Data provided:
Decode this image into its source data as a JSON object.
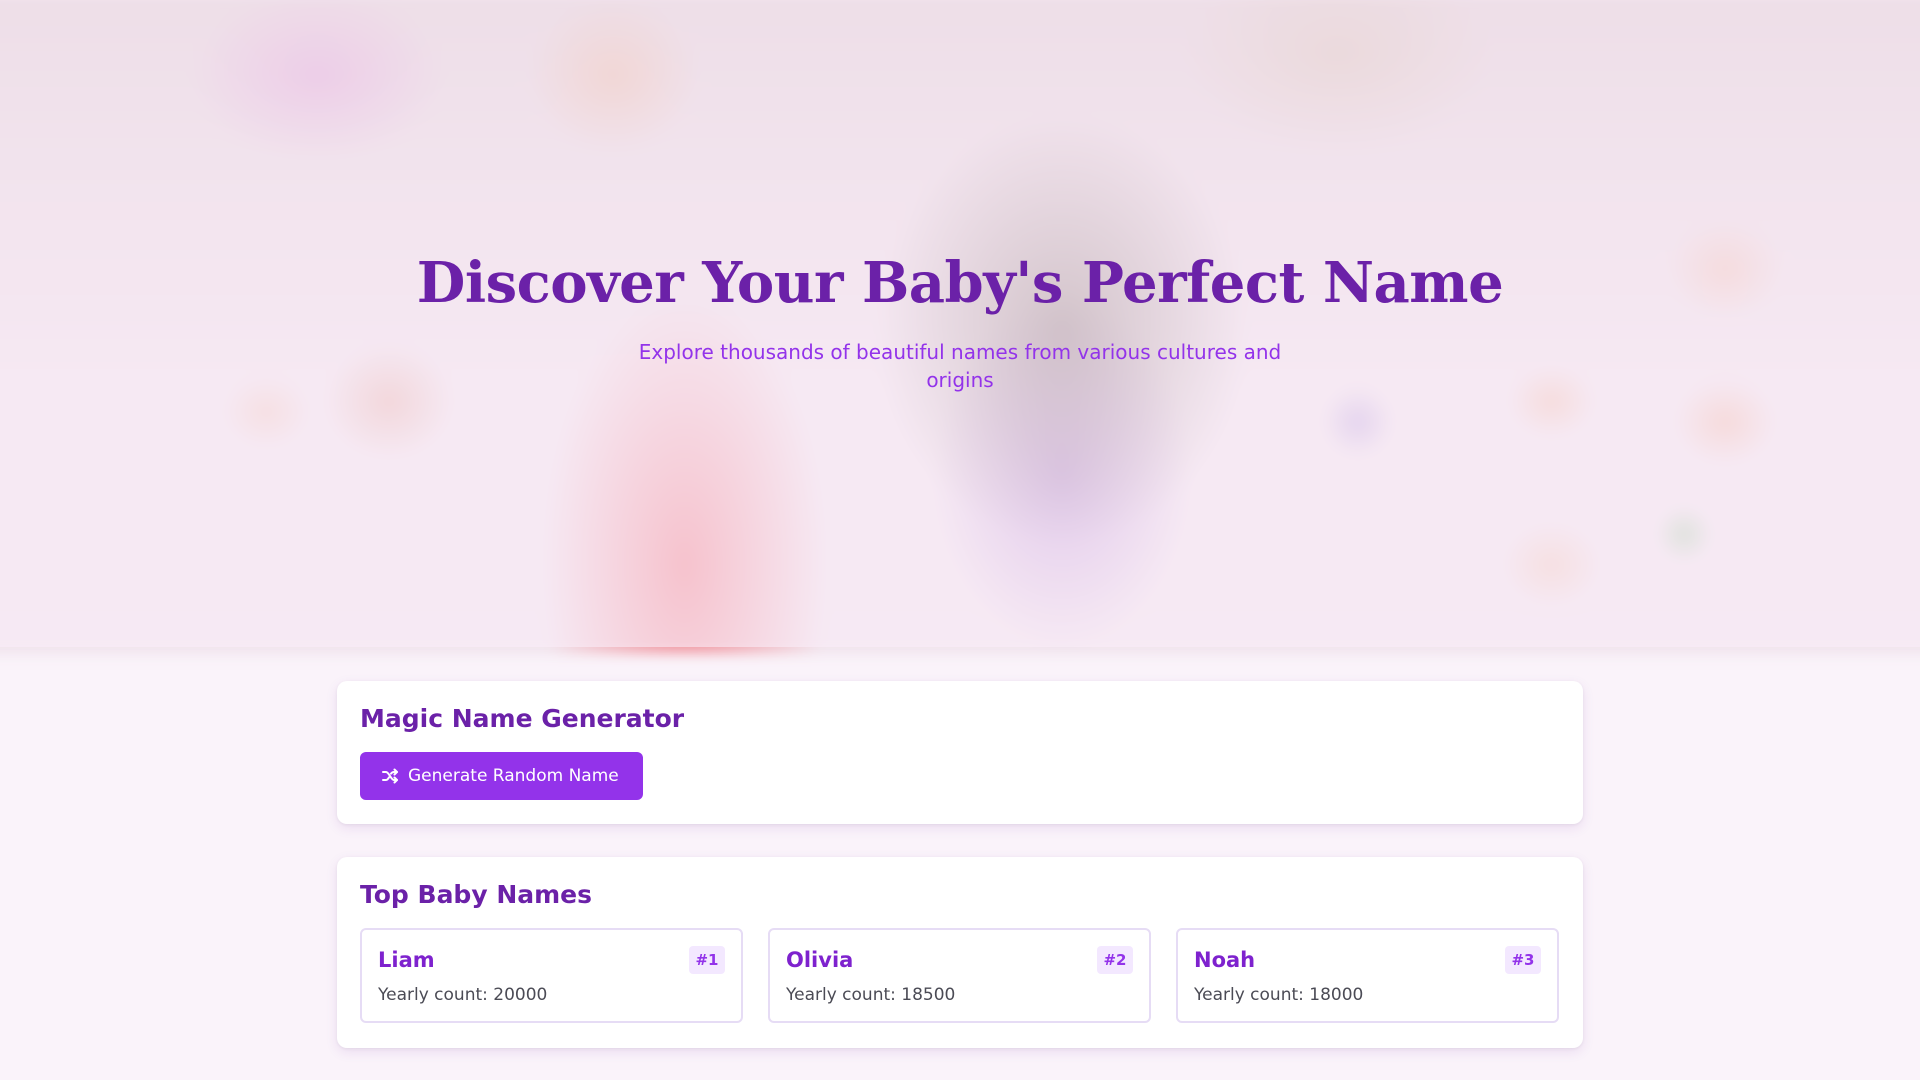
{
  "hero": {
    "title": "Discover Your Baby's Perfect Name",
    "subtitle": "Explore thousands of beautiful names from various cultures and origins"
  },
  "generator": {
    "title": "Magic Name Generator",
    "button_label": "Generate Random Name",
    "button_icon": "shuffle-icon"
  },
  "top_names": {
    "title": "Top Baby Names",
    "count_prefix": "Yearly count: ",
    "items": [
      {
        "name": "Liam",
        "rank": "#1",
        "count_text": "Yearly count: 20000"
      },
      {
        "name": "Olivia",
        "rank": "#2",
        "count_text": "Yearly count: 18500"
      },
      {
        "name": "Noah",
        "rank": "#3",
        "count_text": "Yearly count: 18000"
      }
    ]
  },
  "colors": {
    "primary": "#9333ea",
    "heading": "#6b21a8",
    "badge_bg": "#f3e8ff",
    "page_bg": "#faf3fa"
  }
}
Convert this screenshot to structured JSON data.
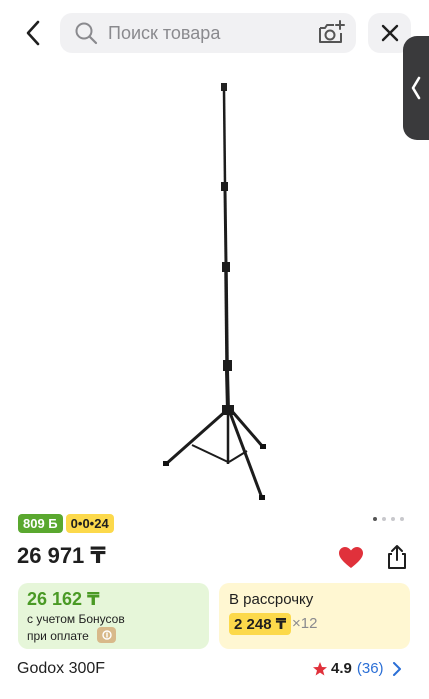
{
  "search": {
    "placeholder": "Поиск товара"
  },
  "badges": {
    "bonus": "809 Б",
    "installment": "0•0•24"
  },
  "price": "26 971 ₸",
  "bonus_card": {
    "price": "26 162 ₸",
    "line1": "с учетом Бонусов",
    "line2": "при оплате"
  },
  "installment_card": {
    "title": "В рассрочку",
    "amount": "2 248 ₸",
    "times": "×12"
  },
  "product": {
    "name": "Godox 300F"
  },
  "rating": {
    "value": "4.9",
    "count": "(36)"
  },
  "gallery": {
    "total": 4,
    "active_index": 0
  },
  "colors": {
    "accent_green": "#5aa82f",
    "accent_yellow": "#fcd94b",
    "heart_red": "#e0313b",
    "link_blue": "#2b6fd6"
  },
  "icons": [
    "back-arrow-icon",
    "search-icon",
    "camera-icon",
    "close-icon",
    "chevron-left-icon",
    "heart-icon",
    "share-icon",
    "star-icon",
    "chevron-right-icon"
  ]
}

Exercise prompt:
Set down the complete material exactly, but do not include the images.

Solution for this problem:
Decode this image into its source data as a JSON object.
{
  "hero": {
    "title": "Discover Your Baby's Perfect Name",
    "subtitle": "Explore thousands of beautiful names from various cultures and origins"
  },
  "generator": {
    "title": "Magic Name Generator",
    "button_label": "Generate Random Name",
    "button_icon": "shuffle-icon"
  },
  "top_names": {
    "title": "Top Baby Names",
    "count_prefix": "Yearly count: ",
    "items": [
      {
        "name": "Liam",
        "rank": "#1",
        "count_text": "Yearly count: 20000"
      },
      {
        "name": "Olivia",
        "rank": "#2",
        "count_text": "Yearly count: 18500"
      },
      {
        "name": "Noah",
        "rank": "#3",
        "count_text": "Yearly count: 18000"
      }
    ]
  },
  "colors": {
    "primary": "#9333ea",
    "heading": "#6b21a8",
    "badge_bg": "#f3e8ff",
    "page_bg": "#faf3fa"
  }
}
Convert this screenshot to structured JSON data.
{
  "search": {
    "placeholder": "Поиск товара"
  },
  "badges": {
    "bonus": "809 Б",
    "installment": "0•0•24"
  },
  "price": "26 971 ₸",
  "bonus_card": {
    "price": "26 162 ₸",
    "line1": "с учетом Бонусов",
    "line2": "при оплате"
  },
  "installment_card": {
    "title": "В рассрочку",
    "amount": "2 248 ₸",
    "times": "×12"
  },
  "product": {
    "name": "Godox 300F"
  },
  "rating": {
    "value": "4.9",
    "count": "(36)"
  },
  "gallery": {
    "total": 4,
    "active_index": 0
  },
  "colors": {
    "accent_green": "#5aa82f",
    "accent_yellow": "#fcd94b",
    "heart_red": "#e0313b",
    "link_blue": "#2b6fd6"
  },
  "icons": [
    "back-arrow-icon",
    "search-icon",
    "camera-icon",
    "close-icon",
    "chevron-left-icon",
    "heart-icon",
    "share-icon",
    "star-icon",
    "chevron-right-icon"
  ]
}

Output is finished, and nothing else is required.